Top of Exercise inputs

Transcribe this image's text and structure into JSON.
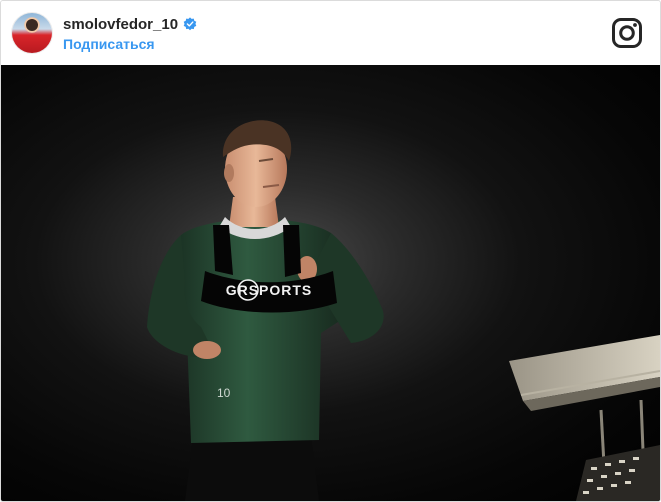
{
  "post": {
    "username": "smolovfedor_10",
    "follow_label": "Подписаться",
    "verified": true,
    "avatar_icon": "profile-avatar",
    "logo_icon": "instagram-icon",
    "photo": {
      "vest_text": "GRSPORTS",
      "jersey_number": "10"
    }
  },
  "colors": {
    "follow": "#3897f0",
    "verified_badge": "#3897f0",
    "username": "#262626"
  }
}
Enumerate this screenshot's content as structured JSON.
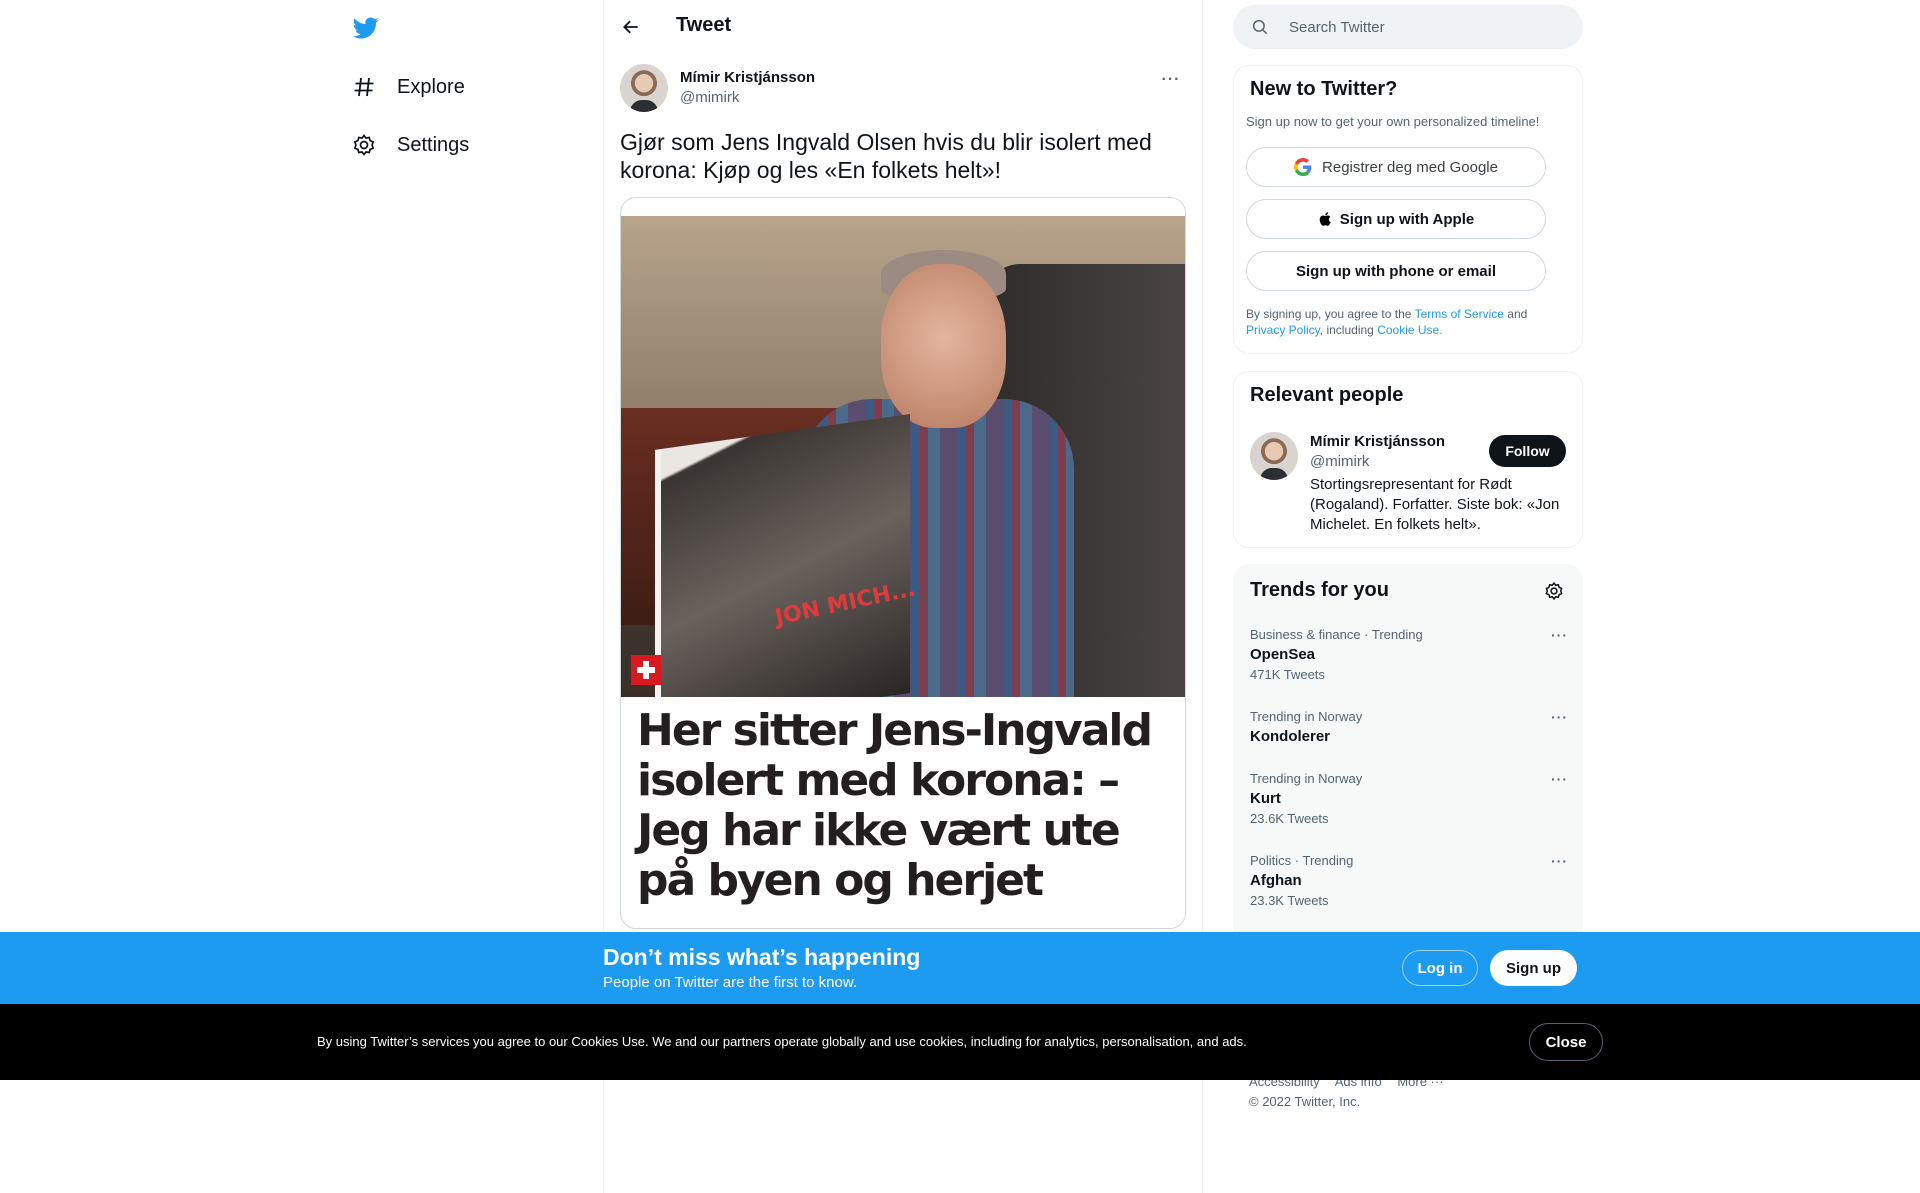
{
  "nav": {
    "items": [
      {
        "label": "Explore",
        "icon": "hashtag-icon"
      },
      {
        "label": "Settings",
        "icon": "gear-icon"
      }
    ]
  },
  "header": {
    "title": "Tweet"
  },
  "tweet": {
    "author_name": "Mímir Kristjánsson",
    "author_handle": "@mimirk",
    "text": "Gjør som Jens Ingvald Olsen hvis du blir isolert med korona: Kjøp og les «En folkets helt»!",
    "media": {
      "book_cover_text": "JON MICH...",
      "headline": "Her sitter Jens-Ingvald isolert med korona: – Jeg har ikke vært ute på byen og herjet"
    }
  },
  "search": {
    "placeholder": "Search Twitter"
  },
  "new_to_twitter": {
    "title": "New to Twitter?",
    "subtitle": "Sign up now to get your own personalized timeline!",
    "google_label": "Registrer deg med Google",
    "apple_label": "Sign up with Apple",
    "phone_label": "Sign up with phone or email",
    "legal_prefix": "By signing up, you agree to the",
    "terms_link": "Terms of Service",
    "legal_and": "and",
    "privacy_link": "Privacy Policy",
    "legal_including": ", including",
    "cookie_link": "Cookie Use."
  },
  "relevant_people": {
    "title": "Relevant people",
    "name": "Mímir Kristjánsson",
    "handle": "@mimirk",
    "follow_label": "Follow",
    "bio": "Stortingsrepresentant for Rødt (Rogaland). Forfatter. Siste bok: «Jon Michelet. En folkets helt»."
  },
  "trends": {
    "title": "Trends for you",
    "items": [
      {
        "meta": "Business & finance · Trending",
        "name": "OpenSea",
        "count": "471K Tweets"
      },
      {
        "meta": "Trending in Norway",
        "name": "Kondolerer",
        "count": ""
      },
      {
        "meta": "Trending in Norway",
        "name": "Kurt",
        "count": "23.6K Tweets"
      },
      {
        "meta": "Politics · Trending",
        "name": "Afghan",
        "count": "23.3K Tweets"
      }
    ]
  },
  "footer": {
    "links": [
      "Accessibility",
      "Ads info",
      "More ···"
    ],
    "copyright": "© 2022 Twitter, Inc."
  },
  "banner": {
    "title": "Don’t miss what’s happening",
    "subtitle": "People on Twitter are the first to know.",
    "login_label": "Log in",
    "signup_label": "Sign up"
  },
  "cookie": {
    "text": "By using Twitter’s services you agree to our Cookies Use. We and our partners operate globally and use cookies, including for analytics, personalisation, and ads.",
    "close_label": "Close"
  },
  "colors": {
    "accent": "#1d9bf0",
    "text": "#0f1419",
    "muted": "#536471"
  }
}
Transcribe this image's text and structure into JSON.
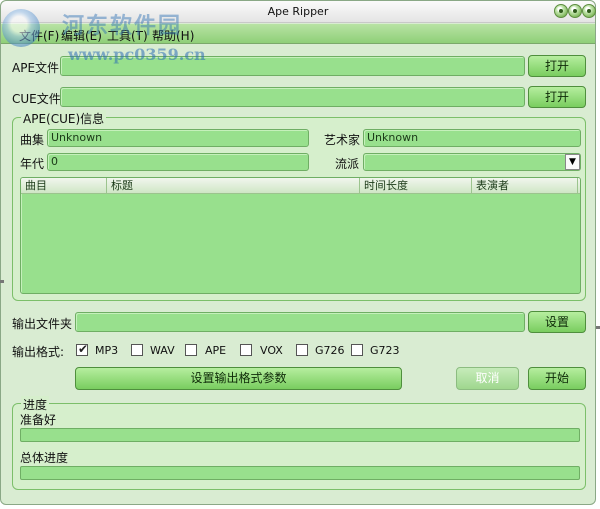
{
  "window": {
    "title": "Ape Ripper"
  },
  "watermark": {
    "text": "河东软件园",
    "url": "www.pc0359.cn"
  },
  "menu": [
    {
      "label": "文件(F)"
    },
    {
      "label": "编辑(E)"
    },
    {
      "label": "工具(T)"
    },
    {
      "label": "帮助(H)"
    }
  ],
  "ape_file": {
    "label": "APE文件",
    "value": "",
    "button": "打开"
  },
  "cue_file": {
    "label": "CUE文件",
    "value": "",
    "button": "打开"
  },
  "info": {
    "group_title": "APE(CUE)信息",
    "album_label": "曲集",
    "album_value": "Unknown",
    "artist_label": "艺术家",
    "artist_value": "Unknown",
    "year_label": "年代",
    "year_value": "0",
    "genre_label": "流派",
    "genre_value": ""
  },
  "tracks": {
    "columns": [
      "曲目",
      "标题",
      "时间长度",
      "表演者"
    ],
    "rows": []
  },
  "output_folder": {
    "label": "输出文件夹",
    "value": "",
    "button": "设置"
  },
  "output_format": {
    "label": "输出格式:",
    "options": [
      {
        "label": "MP3",
        "checked": true
      },
      {
        "label": "WAV",
        "checked": false
      },
      {
        "label": "APE",
        "checked": false
      },
      {
        "label": "VOX",
        "checked": false
      },
      {
        "label": "G726",
        "checked": false
      },
      {
        "label": "G723",
        "checked": false
      }
    ]
  },
  "actions": {
    "format_params": "设置输出格式参数",
    "cancel": "取消",
    "start": "开始"
  },
  "progress": {
    "group_title": "进度",
    "status": "准备好",
    "status_progress": 0,
    "total_label": "总体进度",
    "total_progress": 0
  },
  "colors": {
    "accent": "#98e08d",
    "button": "#79cd5f",
    "panel": "#d6efcc"
  }
}
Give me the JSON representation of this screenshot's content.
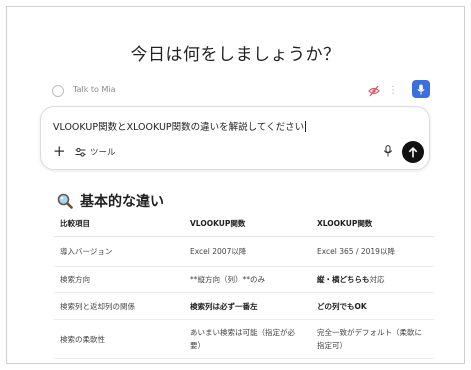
{
  "title": "今日は何をしましょうか？",
  "talk": {
    "label": "Talk to Mia"
  },
  "prompt": {
    "text": "VLOOKUP関数とXLOOKUP関数の違いを解説してください"
  },
  "toolbar": {
    "tools_label": "ツール"
  },
  "colors": {
    "accent_blue": "#3b6fe0",
    "send_button": "#111111",
    "eye_slash_red": "#e0526a"
  },
  "section": {
    "heading": "基本的な違い",
    "icon": "magnifier-icon"
  },
  "table": {
    "headers": [
      "比較項目",
      "VLOOKUP関数",
      "XLOOKUP関数"
    ],
    "rows": [
      [
        "導入バージョン",
        "Excel 2007以降",
        "Excel 365 / 2019以降"
      ],
      [
        "検索方向",
        "**縦方向（列）**のみ",
        "縦・横どちらも対応"
      ],
      [
        "検索列と返却列の関係",
        "検索列は必ず一番左",
        "どの列でもOK"
      ],
      [
        "検索の柔軟性",
        "あいまい検索は可能（指定が必要）",
        "完全一致がデフォルト（柔軟に指定可）"
      ]
    ],
    "bold_parts": {
      "row1_col2": "縦・横どちらも",
      "row1_col2_rest": "対応"
    }
  }
}
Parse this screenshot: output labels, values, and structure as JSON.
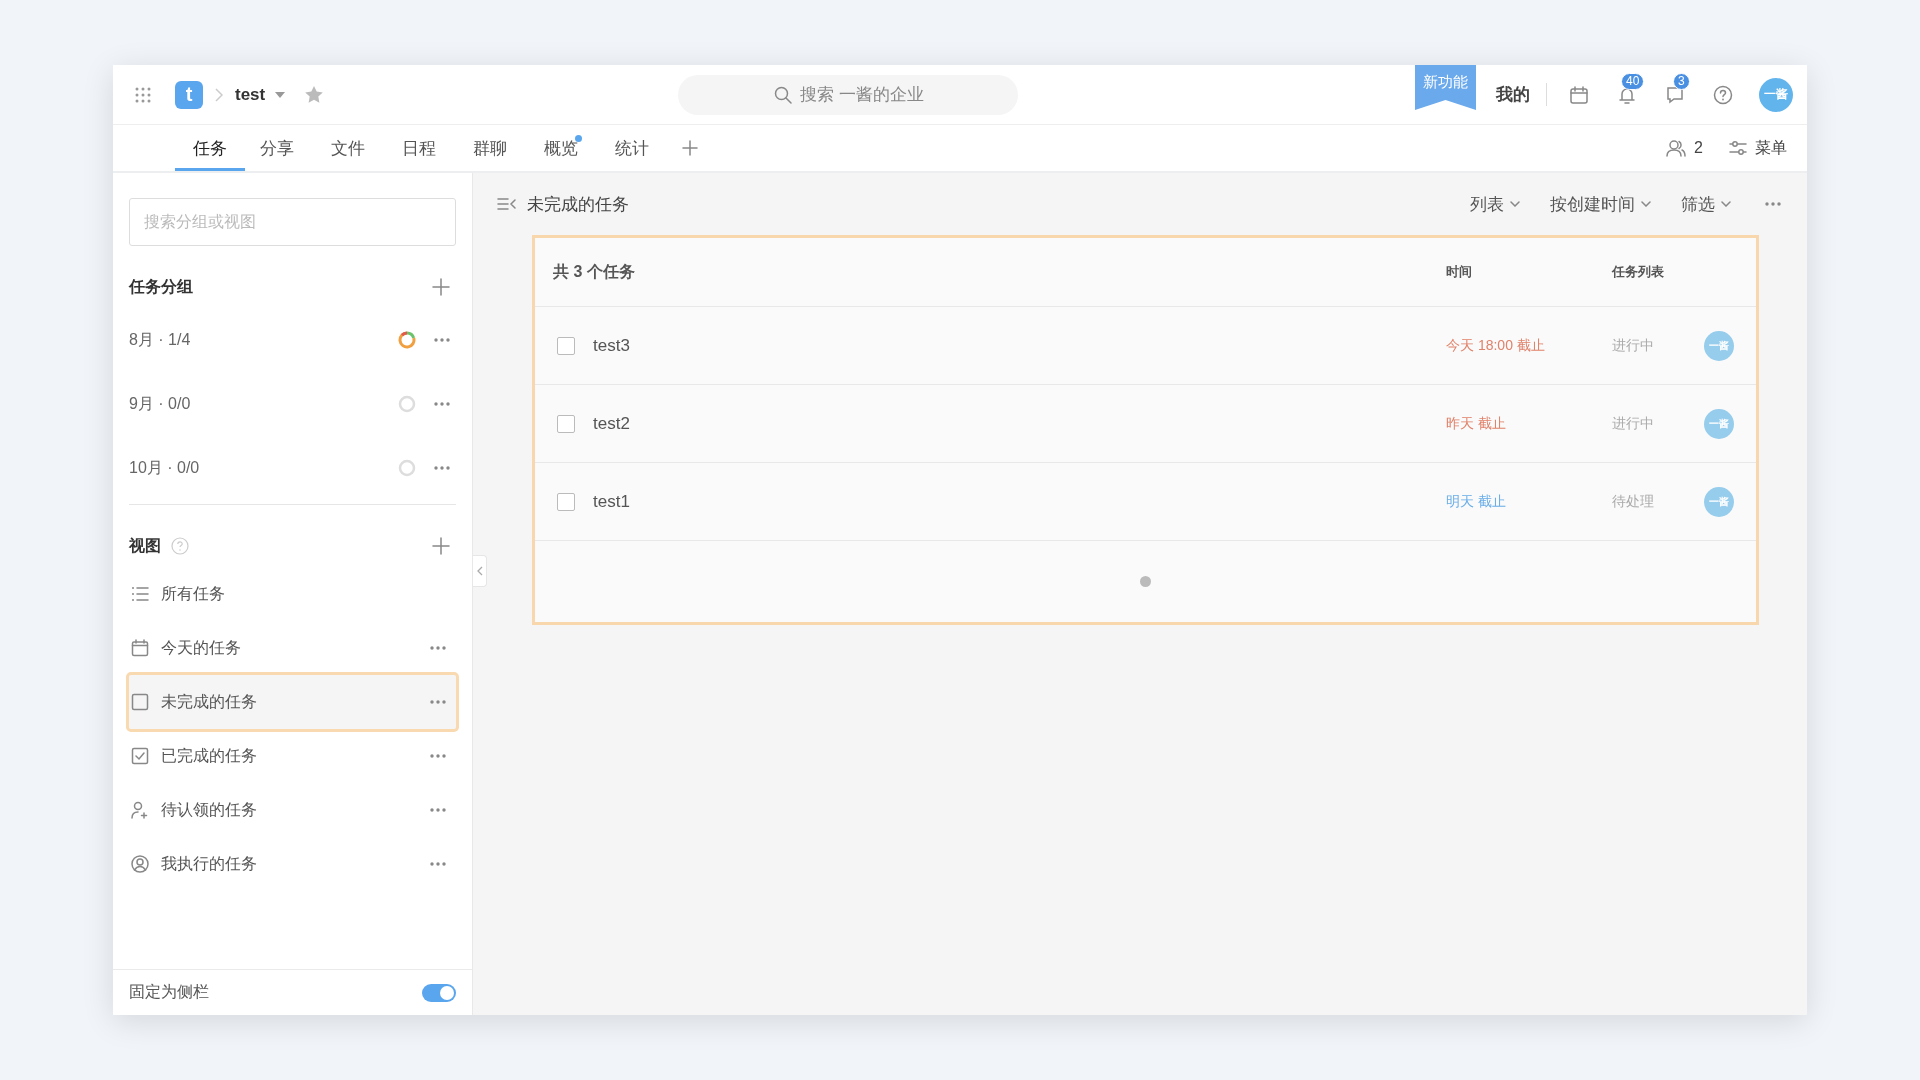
{
  "topbar": {
    "app_letter": "t",
    "project": "test",
    "search": {
      "placeholder": "搜索 一酱的企业"
    },
    "new_feature": "新功能",
    "mine": "我的",
    "notifications_badge": "40",
    "messages_badge": "3",
    "avatar": "一酱"
  },
  "tabs": [
    {
      "label": "任务",
      "selected": true,
      "dot": false
    },
    {
      "label": "分享",
      "selected": false,
      "dot": false
    },
    {
      "label": "文件",
      "selected": false,
      "dot": false
    },
    {
      "label": "日程",
      "selected": false,
      "dot": false
    },
    {
      "label": "群聊",
      "selected": false,
      "dot": false
    },
    {
      "label": "概览",
      "selected": false,
      "dot": true
    },
    {
      "label": "统计",
      "selected": false,
      "dot": false
    }
  ],
  "tab_tools": {
    "members": "2",
    "menu": "菜单"
  },
  "sidebar": {
    "search": {
      "placeholder": "搜索分组或视图"
    },
    "groups_title": "任务分组",
    "groups": [
      {
        "label": "8月 · 1/4",
        "has_tasks": true
      },
      {
        "label": "9月 · 0/0",
        "has_tasks": false
      },
      {
        "label": "10月 · 0/0",
        "has_tasks": false
      }
    ],
    "views_title": "视图",
    "views": [
      {
        "kind": "list",
        "label": "所有任务",
        "selected": false,
        "more": false
      },
      {
        "kind": "calendar",
        "label": "今天的任务",
        "selected": false,
        "more": true
      },
      {
        "kind": "open",
        "label": "未完成的任务",
        "selected": true,
        "more": true
      },
      {
        "kind": "done",
        "label": "已完成的任务",
        "selected": false,
        "more": true
      },
      {
        "kind": "claim",
        "label": "待认领的任务",
        "selected": false,
        "more": true
      },
      {
        "kind": "mine",
        "label": "我执行的任务",
        "selected": false,
        "more": true
      }
    ],
    "pin": {
      "label": "固定为侧栏",
      "on": true
    }
  },
  "main": {
    "title": "未完成的任务",
    "controls": [
      "列表",
      "按创建时间",
      "筛选"
    ],
    "table": {
      "columns": [
        "共 3 个任务",
        "时间",
        "任务列表"
      ],
      "rows": [
        {
          "checked": false,
          "name": "test3",
          "due": {
            "text": "今天 18:00 截止",
            "color": "#e0826a"
          },
          "list": "进行中",
          "assignee": "一酱"
        },
        {
          "checked": false,
          "name": "test2",
          "due": {
            "text": "昨天 截止",
            "color": "#e0826a"
          },
          "list": "进行中",
          "assignee": "一酱"
        },
        {
          "checked": false,
          "name": "test1",
          "due": {
            "text": "明天 截止",
            "color": "#6aaee8"
          },
          "list": "待处理",
          "assignee": "一酱"
        }
      ]
    }
  }
}
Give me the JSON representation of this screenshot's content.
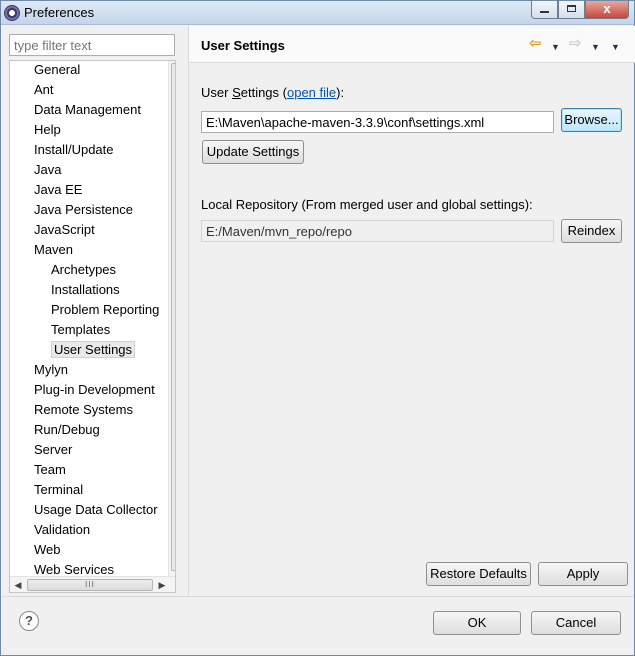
{
  "window": {
    "title": "Preferences",
    "minimize_label": "",
    "maximize_label": "",
    "close_label": "x"
  },
  "filter": {
    "placeholder": "type filter text",
    "value": ""
  },
  "tree": {
    "items": [
      {
        "label": "General",
        "level": 0
      },
      {
        "label": "Ant",
        "level": 0
      },
      {
        "label": "Data Management",
        "level": 0
      },
      {
        "label": "Help",
        "level": 0
      },
      {
        "label": "Install/Update",
        "level": 0
      },
      {
        "label": "Java",
        "level": 0
      },
      {
        "label": "Java EE",
        "level": 0
      },
      {
        "label": "Java Persistence",
        "level": 0
      },
      {
        "label": "JavaScript",
        "level": 0
      },
      {
        "label": "Maven",
        "level": 0
      },
      {
        "label": "Archetypes",
        "level": 1
      },
      {
        "label": "Installations",
        "level": 1
      },
      {
        "label": "Problem Reporting",
        "level": 1
      },
      {
        "label": "Templates",
        "level": 1
      },
      {
        "label": "User Settings",
        "level": 1,
        "selected": true
      },
      {
        "label": "Mylyn",
        "level": 0
      },
      {
        "label": "Plug-in Development",
        "level": 0
      },
      {
        "label": "Remote Systems",
        "level": 0
      },
      {
        "label": "Run/Debug",
        "level": 0
      },
      {
        "label": "Server",
        "level": 0
      },
      {
        "label": "Team",
        "level": 0
      },
      {
        "label": "Terminal",
        "level": 0
      },
      {
        "label": "Usage Data Collector",
        "level": 0
      },
      {
        "label": "Validation",
        "level": 0
      },
      {
        "label": "Web",
        "level": 0
      },
      {
        "label": "Web Services",
        "level": 0
      }
    ],
    "hscroll_grip": "III"
  },
  "page": {
    "title": "User Settings",
    "user_settings_label_prefix": "User ",
    "user_settings_label_underlined": "S",
    "user_settings_label_rest": "ettings (",
    "open_file_link": "open file",
    "user_settings_label_suffix": "):",
    "settings_path": "E:\\Maven\\apache-maven-3.3.9\\conf\\settings.xml",
    "browse_button": "Browse...",
    "update_settings_button": "Update Settings",
    "local_repo_label": "Local Repository (From merged user and global settings):",
    "local_repo_path": "E:/Maven/mvn_repo/repo",
    "reindex_button": "Reindex",
    "restore_defaults_button": "Restore Defaults",
    "apply_button": "Apply"
  },
  "footer": {
    "help_icon": "?",
    "ok_button": "OK",
    "cancel_button": "Cancel"
  }
}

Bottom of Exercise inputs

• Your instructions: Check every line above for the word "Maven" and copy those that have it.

• Response to this task:
        "label": "Maven",
    "settings_path": "E:\\Maven\\apache-maven-3.3.9\\conf\\settings.xml",
    "local_repo_path": "E:/Maven/mvn_repo/repo",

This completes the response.